“This bird’s-eye view, with its three-dimensional depiction of the city, gives us a different kind of information on the buildings and topography of Toronto. Obvious here are the varying densities of development and the varied sizes and shapes of buildings. Building projects in Toronto, as in other North American cities, tended to be small so that there were no large expanses of consistent residential architecture, as there were in Britain at the time.
The harbour, the trains, and the factory smoke, together with the types of buildings shown in the margin, testify to the growing commercial and industrial interests of the city in the 1870s.
Peter Alfred Gross (1849-1914) was an American artist and lithographer established in Toronto between 1874 and 1878. He first produced illustrations for the Wentworth County atlas and then prepared and published this bird’s-eye view of Toronto in 1876. The view is as if seen from a point 5000 feet above the southeastern part of the island. A year later he published J. Timperlake’s Illustrated Toronto which was to accompany the view and which included a key to major buildings.”

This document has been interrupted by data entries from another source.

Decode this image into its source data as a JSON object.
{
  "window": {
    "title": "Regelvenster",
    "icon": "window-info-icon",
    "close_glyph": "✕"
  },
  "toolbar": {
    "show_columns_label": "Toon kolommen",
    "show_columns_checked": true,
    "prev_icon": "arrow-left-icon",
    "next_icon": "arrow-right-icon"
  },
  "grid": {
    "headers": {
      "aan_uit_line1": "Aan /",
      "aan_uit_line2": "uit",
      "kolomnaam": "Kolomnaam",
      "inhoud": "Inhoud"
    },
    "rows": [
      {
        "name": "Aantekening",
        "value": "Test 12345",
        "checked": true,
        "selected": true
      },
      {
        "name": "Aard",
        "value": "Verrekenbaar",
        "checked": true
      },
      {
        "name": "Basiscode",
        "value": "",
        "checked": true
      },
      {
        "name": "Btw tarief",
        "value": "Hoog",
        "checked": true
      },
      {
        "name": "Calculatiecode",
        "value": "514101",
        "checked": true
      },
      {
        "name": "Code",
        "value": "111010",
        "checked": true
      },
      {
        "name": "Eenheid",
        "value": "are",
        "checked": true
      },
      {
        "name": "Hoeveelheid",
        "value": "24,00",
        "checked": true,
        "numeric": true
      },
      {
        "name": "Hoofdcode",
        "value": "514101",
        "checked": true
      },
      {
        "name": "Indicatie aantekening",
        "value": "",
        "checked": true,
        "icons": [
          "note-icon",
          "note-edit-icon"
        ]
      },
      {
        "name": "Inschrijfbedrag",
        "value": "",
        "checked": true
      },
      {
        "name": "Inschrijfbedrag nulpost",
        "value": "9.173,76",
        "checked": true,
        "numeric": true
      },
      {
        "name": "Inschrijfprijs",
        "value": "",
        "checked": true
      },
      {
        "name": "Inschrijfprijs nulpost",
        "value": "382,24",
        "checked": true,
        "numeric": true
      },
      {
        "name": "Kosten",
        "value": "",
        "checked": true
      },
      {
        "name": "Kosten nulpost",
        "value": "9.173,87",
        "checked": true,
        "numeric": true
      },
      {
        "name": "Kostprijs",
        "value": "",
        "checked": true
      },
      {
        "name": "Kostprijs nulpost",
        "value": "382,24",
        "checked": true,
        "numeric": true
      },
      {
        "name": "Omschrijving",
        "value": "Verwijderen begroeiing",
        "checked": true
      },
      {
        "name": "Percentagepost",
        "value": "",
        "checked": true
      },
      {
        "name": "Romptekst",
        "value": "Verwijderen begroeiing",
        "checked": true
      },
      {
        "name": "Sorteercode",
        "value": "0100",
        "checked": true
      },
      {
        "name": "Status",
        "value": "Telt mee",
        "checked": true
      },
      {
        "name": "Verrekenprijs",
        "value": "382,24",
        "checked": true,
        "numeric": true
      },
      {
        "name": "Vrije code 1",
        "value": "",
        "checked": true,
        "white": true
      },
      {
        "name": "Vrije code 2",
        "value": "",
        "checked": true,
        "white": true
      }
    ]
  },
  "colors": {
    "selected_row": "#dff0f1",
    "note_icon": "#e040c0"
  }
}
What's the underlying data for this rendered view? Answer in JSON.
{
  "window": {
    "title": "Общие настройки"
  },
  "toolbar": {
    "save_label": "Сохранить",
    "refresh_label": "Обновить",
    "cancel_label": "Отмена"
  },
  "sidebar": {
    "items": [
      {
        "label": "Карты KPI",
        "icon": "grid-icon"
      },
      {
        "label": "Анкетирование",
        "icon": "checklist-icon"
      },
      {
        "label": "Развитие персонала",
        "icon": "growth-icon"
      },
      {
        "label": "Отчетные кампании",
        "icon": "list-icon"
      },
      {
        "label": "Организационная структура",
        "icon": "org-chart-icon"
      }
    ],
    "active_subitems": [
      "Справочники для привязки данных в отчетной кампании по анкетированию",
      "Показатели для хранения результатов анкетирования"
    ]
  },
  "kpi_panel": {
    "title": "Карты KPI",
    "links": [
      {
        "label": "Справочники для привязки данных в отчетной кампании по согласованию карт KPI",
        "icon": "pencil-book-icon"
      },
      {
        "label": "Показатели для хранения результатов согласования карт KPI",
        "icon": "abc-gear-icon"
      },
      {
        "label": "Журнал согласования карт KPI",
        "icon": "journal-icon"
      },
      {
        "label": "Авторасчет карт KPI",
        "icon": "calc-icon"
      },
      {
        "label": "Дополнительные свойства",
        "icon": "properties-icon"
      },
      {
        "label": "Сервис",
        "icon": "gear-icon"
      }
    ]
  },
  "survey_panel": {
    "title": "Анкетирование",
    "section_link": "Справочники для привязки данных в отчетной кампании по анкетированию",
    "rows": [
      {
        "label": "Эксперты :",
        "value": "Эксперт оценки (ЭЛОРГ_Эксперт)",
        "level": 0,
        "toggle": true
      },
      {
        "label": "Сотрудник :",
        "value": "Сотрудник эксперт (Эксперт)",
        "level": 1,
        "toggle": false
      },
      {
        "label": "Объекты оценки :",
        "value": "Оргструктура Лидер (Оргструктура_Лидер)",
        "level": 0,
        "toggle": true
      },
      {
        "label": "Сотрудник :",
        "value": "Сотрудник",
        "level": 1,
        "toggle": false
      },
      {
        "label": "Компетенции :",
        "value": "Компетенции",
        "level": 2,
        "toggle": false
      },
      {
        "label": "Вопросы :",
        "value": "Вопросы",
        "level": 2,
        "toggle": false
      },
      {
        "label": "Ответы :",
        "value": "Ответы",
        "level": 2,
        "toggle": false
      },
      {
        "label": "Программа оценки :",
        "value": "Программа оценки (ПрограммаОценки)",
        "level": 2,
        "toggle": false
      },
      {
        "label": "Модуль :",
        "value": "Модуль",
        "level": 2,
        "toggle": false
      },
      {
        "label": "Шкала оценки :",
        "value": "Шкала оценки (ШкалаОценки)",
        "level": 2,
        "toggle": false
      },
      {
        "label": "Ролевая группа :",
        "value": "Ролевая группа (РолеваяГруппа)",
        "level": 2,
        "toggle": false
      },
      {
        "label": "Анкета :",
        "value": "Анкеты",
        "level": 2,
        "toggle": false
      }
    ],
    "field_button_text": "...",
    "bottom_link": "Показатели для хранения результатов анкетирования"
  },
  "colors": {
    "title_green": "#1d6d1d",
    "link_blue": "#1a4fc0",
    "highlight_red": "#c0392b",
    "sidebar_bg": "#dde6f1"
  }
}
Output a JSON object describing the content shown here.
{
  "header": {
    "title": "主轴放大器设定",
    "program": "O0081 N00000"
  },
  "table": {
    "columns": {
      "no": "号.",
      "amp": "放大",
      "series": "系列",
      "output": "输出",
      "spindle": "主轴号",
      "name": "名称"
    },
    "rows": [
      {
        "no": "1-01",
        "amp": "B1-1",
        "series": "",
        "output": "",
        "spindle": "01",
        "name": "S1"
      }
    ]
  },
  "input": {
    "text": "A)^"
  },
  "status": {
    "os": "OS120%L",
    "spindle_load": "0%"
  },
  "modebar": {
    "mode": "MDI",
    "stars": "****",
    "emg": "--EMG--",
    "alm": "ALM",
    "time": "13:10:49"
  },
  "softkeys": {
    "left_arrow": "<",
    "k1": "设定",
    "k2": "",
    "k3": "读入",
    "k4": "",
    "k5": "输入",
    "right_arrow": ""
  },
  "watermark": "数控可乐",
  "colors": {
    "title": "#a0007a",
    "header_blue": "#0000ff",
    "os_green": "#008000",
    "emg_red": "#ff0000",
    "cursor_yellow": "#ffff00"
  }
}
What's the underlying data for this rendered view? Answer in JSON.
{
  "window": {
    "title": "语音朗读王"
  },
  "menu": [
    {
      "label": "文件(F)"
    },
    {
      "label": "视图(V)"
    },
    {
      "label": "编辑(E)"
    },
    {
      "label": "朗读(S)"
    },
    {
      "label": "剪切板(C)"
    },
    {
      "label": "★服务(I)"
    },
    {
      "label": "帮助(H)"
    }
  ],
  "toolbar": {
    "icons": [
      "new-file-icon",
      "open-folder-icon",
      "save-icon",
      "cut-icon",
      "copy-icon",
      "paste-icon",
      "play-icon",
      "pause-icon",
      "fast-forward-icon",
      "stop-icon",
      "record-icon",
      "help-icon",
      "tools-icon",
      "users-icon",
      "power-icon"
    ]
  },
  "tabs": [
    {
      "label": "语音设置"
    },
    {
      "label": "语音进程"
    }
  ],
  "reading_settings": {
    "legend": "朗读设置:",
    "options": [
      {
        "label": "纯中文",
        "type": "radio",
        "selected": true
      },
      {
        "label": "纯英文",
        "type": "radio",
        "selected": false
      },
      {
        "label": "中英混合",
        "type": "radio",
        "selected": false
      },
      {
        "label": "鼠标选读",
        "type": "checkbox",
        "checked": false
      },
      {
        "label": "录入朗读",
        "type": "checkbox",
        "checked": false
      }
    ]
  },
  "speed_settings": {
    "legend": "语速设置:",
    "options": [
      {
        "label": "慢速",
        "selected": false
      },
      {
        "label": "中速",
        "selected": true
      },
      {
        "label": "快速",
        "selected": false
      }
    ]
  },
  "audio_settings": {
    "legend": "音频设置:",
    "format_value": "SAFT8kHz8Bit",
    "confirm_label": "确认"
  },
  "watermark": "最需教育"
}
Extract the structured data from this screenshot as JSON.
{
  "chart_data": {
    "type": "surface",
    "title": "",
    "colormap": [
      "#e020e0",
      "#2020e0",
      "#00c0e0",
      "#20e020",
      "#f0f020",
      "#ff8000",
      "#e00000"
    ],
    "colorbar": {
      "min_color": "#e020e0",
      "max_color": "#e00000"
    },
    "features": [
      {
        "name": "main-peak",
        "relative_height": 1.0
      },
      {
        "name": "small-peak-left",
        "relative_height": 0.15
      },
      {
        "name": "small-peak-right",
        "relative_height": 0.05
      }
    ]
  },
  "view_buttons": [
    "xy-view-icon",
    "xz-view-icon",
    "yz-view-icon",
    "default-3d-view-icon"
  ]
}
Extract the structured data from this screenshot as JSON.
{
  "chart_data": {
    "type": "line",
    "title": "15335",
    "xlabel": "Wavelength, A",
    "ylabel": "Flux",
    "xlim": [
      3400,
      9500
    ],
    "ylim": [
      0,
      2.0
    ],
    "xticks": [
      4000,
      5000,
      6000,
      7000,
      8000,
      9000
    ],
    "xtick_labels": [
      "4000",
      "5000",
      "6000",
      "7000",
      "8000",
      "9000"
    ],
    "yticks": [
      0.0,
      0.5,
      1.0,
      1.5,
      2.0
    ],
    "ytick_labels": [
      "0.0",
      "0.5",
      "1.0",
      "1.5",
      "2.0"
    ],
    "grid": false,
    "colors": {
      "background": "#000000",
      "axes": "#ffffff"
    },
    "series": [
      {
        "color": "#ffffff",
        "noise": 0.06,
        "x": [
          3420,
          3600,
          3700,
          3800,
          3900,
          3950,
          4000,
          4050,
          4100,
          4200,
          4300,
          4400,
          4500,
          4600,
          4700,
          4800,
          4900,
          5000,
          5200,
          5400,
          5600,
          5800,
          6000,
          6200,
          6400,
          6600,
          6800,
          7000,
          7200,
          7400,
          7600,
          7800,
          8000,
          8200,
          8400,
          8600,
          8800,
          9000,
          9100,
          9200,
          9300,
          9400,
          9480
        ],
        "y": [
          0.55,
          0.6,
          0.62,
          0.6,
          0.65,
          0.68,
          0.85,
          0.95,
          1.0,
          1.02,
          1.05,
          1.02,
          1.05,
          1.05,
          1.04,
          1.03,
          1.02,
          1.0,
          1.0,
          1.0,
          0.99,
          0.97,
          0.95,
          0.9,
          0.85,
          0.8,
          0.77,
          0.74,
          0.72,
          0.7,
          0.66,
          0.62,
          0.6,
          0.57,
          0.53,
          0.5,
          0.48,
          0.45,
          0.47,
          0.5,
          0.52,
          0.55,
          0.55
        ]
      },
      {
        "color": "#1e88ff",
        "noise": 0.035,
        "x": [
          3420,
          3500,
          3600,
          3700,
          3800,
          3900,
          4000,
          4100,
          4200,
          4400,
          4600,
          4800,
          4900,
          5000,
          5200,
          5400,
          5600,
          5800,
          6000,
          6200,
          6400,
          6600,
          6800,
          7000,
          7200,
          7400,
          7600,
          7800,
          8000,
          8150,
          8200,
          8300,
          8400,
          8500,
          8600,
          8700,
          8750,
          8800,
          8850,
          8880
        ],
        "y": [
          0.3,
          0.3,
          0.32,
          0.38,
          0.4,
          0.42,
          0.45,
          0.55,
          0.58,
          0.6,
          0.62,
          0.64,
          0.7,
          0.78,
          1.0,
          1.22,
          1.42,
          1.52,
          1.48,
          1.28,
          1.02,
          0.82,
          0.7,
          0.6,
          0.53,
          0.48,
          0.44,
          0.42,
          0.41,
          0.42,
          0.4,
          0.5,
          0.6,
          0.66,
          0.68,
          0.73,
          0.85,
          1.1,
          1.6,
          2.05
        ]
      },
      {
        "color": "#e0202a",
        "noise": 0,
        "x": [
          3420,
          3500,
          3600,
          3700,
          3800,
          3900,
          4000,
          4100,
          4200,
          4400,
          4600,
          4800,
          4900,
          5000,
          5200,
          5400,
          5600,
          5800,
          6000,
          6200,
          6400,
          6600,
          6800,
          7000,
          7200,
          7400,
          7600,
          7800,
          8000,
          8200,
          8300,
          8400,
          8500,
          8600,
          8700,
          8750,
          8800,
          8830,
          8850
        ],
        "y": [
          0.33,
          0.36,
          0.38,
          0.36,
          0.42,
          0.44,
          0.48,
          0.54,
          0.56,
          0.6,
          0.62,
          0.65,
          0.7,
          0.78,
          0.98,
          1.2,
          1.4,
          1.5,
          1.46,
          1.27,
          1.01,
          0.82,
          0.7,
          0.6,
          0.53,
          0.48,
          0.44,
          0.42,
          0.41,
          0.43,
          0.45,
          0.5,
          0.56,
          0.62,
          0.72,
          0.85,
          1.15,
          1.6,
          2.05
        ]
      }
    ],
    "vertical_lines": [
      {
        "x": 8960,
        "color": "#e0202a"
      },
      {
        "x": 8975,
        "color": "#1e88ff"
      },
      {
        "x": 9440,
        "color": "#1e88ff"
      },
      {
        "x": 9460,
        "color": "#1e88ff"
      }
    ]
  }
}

– Isobel Ganton & Joan Winearls, MAPPING TORONTO’S FIRST CENTURY 1787-1884